For the first article, we'll go back to any number of games of WAB where I've demonstrated a prodigious ability to miss with the fair Cartimandua, Queen of the Brigantes. This one's quite useful, because it covers both of the two basic concepts of probability, namely when to add probabilities and when to multiply them.
So, to hit in WAB you need to roll equal to or greater than a certain number on a d6. If we want to get three or more, say, then four possible numbers on the dice will get us that: 3, 4, 5 or 6. Each of these has a 1/6 chance of coming up assuming the dice aren't loaded, and since these are mutually exclusive events (we can't roll a 3 AND a 6 on the same roll of one dice, for example), we can add the probabilities, which gives us a 4/6 chance, or 66.67%, of rolling 4 or less.
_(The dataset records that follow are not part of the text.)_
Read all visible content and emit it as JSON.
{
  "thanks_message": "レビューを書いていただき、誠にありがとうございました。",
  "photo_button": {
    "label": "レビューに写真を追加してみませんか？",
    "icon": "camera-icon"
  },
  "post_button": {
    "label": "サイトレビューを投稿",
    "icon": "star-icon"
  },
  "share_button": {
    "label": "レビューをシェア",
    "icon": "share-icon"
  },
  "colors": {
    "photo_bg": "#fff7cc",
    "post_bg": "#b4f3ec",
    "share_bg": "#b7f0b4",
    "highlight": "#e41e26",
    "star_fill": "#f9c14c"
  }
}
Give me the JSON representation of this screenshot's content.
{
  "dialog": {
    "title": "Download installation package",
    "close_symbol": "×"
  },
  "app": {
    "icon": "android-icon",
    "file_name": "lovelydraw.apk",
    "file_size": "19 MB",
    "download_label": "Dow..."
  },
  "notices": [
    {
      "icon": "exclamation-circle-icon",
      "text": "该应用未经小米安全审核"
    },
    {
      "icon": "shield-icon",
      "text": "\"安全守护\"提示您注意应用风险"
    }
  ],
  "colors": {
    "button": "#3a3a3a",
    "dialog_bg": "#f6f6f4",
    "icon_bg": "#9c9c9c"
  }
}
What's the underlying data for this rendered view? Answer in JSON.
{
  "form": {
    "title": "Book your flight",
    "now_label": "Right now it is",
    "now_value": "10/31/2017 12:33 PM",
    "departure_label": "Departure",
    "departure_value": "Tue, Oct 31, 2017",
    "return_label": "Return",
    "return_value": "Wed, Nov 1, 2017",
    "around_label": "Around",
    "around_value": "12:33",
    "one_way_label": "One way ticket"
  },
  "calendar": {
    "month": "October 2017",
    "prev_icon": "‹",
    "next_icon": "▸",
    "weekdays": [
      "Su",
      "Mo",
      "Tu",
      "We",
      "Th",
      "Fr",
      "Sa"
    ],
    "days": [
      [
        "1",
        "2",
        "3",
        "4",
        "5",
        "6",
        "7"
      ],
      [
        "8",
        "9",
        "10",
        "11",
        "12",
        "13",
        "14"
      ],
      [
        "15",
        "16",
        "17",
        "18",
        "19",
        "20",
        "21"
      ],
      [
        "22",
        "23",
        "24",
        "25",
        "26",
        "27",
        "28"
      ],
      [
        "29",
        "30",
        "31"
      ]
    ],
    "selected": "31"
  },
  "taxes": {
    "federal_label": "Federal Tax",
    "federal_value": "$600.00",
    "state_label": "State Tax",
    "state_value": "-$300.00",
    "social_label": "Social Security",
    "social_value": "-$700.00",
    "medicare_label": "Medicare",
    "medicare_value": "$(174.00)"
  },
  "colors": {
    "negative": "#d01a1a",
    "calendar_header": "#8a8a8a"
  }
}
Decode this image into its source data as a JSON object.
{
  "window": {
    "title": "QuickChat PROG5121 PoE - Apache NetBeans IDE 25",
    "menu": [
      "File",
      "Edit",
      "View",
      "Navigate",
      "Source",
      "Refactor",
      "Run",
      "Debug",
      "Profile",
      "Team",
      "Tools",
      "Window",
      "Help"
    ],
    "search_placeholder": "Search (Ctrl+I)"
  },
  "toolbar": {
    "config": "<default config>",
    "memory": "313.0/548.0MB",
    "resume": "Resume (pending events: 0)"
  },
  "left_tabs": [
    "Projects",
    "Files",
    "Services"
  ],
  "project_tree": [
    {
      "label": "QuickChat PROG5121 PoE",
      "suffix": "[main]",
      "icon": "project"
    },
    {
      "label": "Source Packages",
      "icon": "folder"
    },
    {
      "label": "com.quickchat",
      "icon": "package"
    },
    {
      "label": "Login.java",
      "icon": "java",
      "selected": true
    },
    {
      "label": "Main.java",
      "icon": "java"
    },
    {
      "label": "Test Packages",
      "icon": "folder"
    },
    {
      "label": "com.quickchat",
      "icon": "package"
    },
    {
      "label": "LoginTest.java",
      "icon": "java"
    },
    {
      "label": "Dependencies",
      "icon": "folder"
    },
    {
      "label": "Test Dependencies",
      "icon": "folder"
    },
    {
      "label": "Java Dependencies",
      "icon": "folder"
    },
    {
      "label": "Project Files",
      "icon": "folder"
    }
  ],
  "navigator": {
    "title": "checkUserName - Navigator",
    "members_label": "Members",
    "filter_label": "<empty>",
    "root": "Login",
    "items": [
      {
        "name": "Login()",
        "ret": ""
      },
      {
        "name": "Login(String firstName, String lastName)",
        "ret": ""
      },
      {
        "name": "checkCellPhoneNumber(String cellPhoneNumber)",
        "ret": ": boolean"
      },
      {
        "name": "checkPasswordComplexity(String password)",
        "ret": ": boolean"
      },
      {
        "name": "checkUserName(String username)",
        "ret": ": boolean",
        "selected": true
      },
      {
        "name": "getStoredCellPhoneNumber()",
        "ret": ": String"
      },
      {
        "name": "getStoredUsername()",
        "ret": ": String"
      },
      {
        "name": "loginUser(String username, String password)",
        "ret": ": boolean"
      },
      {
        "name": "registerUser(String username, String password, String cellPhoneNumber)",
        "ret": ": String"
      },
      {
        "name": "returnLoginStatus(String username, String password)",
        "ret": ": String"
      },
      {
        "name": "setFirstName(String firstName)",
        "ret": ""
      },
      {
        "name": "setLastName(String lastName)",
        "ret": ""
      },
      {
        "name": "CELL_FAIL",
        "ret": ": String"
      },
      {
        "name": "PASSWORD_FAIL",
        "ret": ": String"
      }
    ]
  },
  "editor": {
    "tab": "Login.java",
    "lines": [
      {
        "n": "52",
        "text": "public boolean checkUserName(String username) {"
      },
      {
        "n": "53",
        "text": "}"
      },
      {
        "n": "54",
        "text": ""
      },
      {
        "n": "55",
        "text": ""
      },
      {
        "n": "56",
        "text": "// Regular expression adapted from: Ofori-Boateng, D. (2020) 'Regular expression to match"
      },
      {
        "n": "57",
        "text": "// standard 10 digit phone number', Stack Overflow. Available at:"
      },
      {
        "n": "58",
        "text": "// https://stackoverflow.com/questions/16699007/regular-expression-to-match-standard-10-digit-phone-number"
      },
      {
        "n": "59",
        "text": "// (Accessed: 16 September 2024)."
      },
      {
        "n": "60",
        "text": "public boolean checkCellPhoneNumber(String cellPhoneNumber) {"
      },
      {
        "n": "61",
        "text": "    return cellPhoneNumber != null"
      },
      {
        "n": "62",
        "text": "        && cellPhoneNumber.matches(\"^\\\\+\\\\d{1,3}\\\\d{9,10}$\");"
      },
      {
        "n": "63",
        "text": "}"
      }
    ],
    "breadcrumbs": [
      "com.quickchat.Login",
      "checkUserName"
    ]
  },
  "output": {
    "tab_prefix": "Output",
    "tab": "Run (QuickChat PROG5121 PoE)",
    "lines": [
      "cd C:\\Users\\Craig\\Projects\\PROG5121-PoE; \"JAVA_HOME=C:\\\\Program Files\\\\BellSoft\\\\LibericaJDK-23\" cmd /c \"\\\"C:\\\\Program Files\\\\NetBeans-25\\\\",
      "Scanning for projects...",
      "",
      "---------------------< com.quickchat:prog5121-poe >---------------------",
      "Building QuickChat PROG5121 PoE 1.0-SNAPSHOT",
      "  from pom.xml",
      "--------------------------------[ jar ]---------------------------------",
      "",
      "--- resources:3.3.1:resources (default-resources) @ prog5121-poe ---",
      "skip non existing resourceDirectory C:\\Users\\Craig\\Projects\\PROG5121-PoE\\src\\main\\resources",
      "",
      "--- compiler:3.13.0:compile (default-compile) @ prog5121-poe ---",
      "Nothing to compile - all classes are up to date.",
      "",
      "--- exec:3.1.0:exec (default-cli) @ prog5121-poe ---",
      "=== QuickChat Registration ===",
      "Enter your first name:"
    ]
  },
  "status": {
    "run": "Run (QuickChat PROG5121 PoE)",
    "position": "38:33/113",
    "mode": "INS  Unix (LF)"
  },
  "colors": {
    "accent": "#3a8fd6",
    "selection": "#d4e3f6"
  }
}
What's the odds of failing?
That's easy. We know that success and failure are a) mutually exclusive events and b) the only possible outcomes, so the total probability for them must add up to 1, or 100%. Hence the odds on failing are 100% minus the odds of success, i.e. 2/6, 1/3, or 33.33%. (Yes, obviously it's the 1/6 chance of rolling a 1 plus the 1/6 chance of rolling a 2, but sometimes you'll find this trick much easier.)
So: what's the chance of my barbarian Queen, with three attacks on a 3+, not hitting at all? That means I have to fail with the first dice, AND the second, AND the third. That phrasing is a dead giveaway - these are independent events (whatever your superstitions about dice), and this means that in order to figure out the odds of them all happening, the rules say we can multiply the probabilities together. So, the odds of failing three times are 1/3 * 1/3 * 1/3, or 1/27, which works out at 3.70%.
Man, my dice rolling sucks!